The bottom line, Anne and her nephew paid tens of thousands more in income tax because of the mistakes that were made with this property.  While there were many mistakes made along the way, there are a few simple things that could have been done to save taxes:

  • Properly transfer Anne’s parents’ assets to the trust before both of them die
    • Anne didn’t know for sure but she thinks her parents bought the home in the 1970s for about $40,000
    • Because the property was transferred to Anne before the death of her terminally ill mother and not transferred to the trust, it was treated as a gift instead of an inheritance, making Anne’s basis in the property $40,000
    • The Fair Market Value of the home at the time of Anne’s mother’s passing was about $450,000, which would have been the trust’s basis had the property been properly transferred to the trust
      • A gift tax return should have been filed to report the $40,000 gift to Anne and the lifetime exemption reduced for Anne’s mother
    • The home was eventually sold for $750,000
      • Selling expenses were $53,000
      • Because the home was gifted to Anne and she gifted half to her nephew, their combined taxable gain was $657,500
        • A gift tax return should have been filed to report the $300,000 gift to Anne’s nephew and the lifetime exemption reduced for Anne
      • If the home had been properly transferred to the trust, their combined taxable gain would have been $247,000
      • This error caused the combined federal and state taxes for Anne and her nephew to be about $60,000 more than it would have been if the home had been properly transferred into the trust

 

What is a trust?

From Investopedia.com: A trust is a fiduciary relationship in which one party, known as a trustor, gives another party, the trustee, the right to hold title to property or assets for the benefit of a third party, the beneficiary.

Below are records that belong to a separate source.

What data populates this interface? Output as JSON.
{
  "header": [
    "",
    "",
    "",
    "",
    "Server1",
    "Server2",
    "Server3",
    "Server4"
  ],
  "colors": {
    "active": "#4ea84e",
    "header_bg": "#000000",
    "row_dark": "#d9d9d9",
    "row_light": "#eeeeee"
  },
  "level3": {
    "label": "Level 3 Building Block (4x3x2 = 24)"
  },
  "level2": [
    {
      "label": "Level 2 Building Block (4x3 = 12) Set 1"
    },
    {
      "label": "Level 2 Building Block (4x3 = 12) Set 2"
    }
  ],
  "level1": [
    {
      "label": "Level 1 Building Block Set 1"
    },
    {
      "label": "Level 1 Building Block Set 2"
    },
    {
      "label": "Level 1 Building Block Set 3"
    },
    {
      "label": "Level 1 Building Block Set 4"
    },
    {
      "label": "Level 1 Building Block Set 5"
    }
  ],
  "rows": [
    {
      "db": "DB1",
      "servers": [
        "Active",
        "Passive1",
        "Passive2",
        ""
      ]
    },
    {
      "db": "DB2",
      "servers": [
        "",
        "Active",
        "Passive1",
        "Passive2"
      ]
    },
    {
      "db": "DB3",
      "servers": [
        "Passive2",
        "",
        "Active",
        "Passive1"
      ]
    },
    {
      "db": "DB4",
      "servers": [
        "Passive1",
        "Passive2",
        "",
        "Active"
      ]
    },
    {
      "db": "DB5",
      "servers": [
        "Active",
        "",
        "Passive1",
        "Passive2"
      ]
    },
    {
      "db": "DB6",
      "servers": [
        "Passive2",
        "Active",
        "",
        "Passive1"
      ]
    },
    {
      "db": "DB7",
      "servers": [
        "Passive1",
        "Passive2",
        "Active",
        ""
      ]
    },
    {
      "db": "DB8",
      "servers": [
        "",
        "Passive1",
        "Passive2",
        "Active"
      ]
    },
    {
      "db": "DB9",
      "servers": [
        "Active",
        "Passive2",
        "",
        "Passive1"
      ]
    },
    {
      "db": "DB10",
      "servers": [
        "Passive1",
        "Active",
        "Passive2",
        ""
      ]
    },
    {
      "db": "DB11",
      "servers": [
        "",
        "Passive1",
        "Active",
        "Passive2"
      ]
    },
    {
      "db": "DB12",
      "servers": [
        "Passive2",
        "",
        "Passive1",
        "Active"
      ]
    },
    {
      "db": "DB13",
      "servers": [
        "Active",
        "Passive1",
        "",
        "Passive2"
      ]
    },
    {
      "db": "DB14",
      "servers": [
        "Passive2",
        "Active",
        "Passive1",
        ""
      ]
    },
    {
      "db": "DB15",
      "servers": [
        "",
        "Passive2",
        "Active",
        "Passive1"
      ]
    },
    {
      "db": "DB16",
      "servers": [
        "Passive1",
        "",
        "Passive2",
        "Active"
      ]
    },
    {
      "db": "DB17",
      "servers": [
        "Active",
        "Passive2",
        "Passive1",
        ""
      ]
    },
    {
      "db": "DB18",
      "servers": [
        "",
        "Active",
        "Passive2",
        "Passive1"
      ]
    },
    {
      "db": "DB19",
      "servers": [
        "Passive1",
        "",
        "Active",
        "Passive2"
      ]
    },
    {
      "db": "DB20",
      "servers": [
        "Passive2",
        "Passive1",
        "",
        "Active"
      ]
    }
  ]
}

Trusts are established to provide legal protection for the trustor’s assets, to make sure those assets are distributed according to the wishes of the trustor, and to save time, reduce paperwork and, in some cases, avoid or reduce inheritance or estate taxes.

Creating a trust allows the trustor to transfer all of his/her assets to the trust.  When that individual dies, he/she personally owns no assets, thus avoiding probate.  Instead, the trust steps into the shoes of the decedent and the distribution of the trust assets are done according to the trust document and laws of the state in which the assets are located.

What is probate?

From Investopedia.com: Probate is the term for a legal process in which a will is reviewed to determine whether it is valid and authentic. Probate also refers to the general administering of a deceased person’s will or the estate of a deceased person without a will.

State laws govern probate requirements.  It is important to know whether a probate is required following the death of an individual. The probate process can take a long time to finalize. The more complex or contested the estate is, the more time it will take to settle and distribute the assets. The longer the duration, the higher the cost.

Probating an estate without a will is typically costlier than probating one with a valid will. However, the time and cost required of each are still high. Also, since the proceedings of a probate court are publicly recorded, avoiding probate would ensure that all settlements are done privately.

Some assets can bypass probate because beneficiaries have been initiated through contractual terms. Pension plans, life insurance proceeds, 401k plans, medical savings accounts, and individual retirement accounts (IRA) that have designated beneficiaries will not need to be probated. Likewise, assets jointly owned with a right of survivorship can bypass the probate process.

 

For more assistance with estate tax issues, contact your Larson advisor today.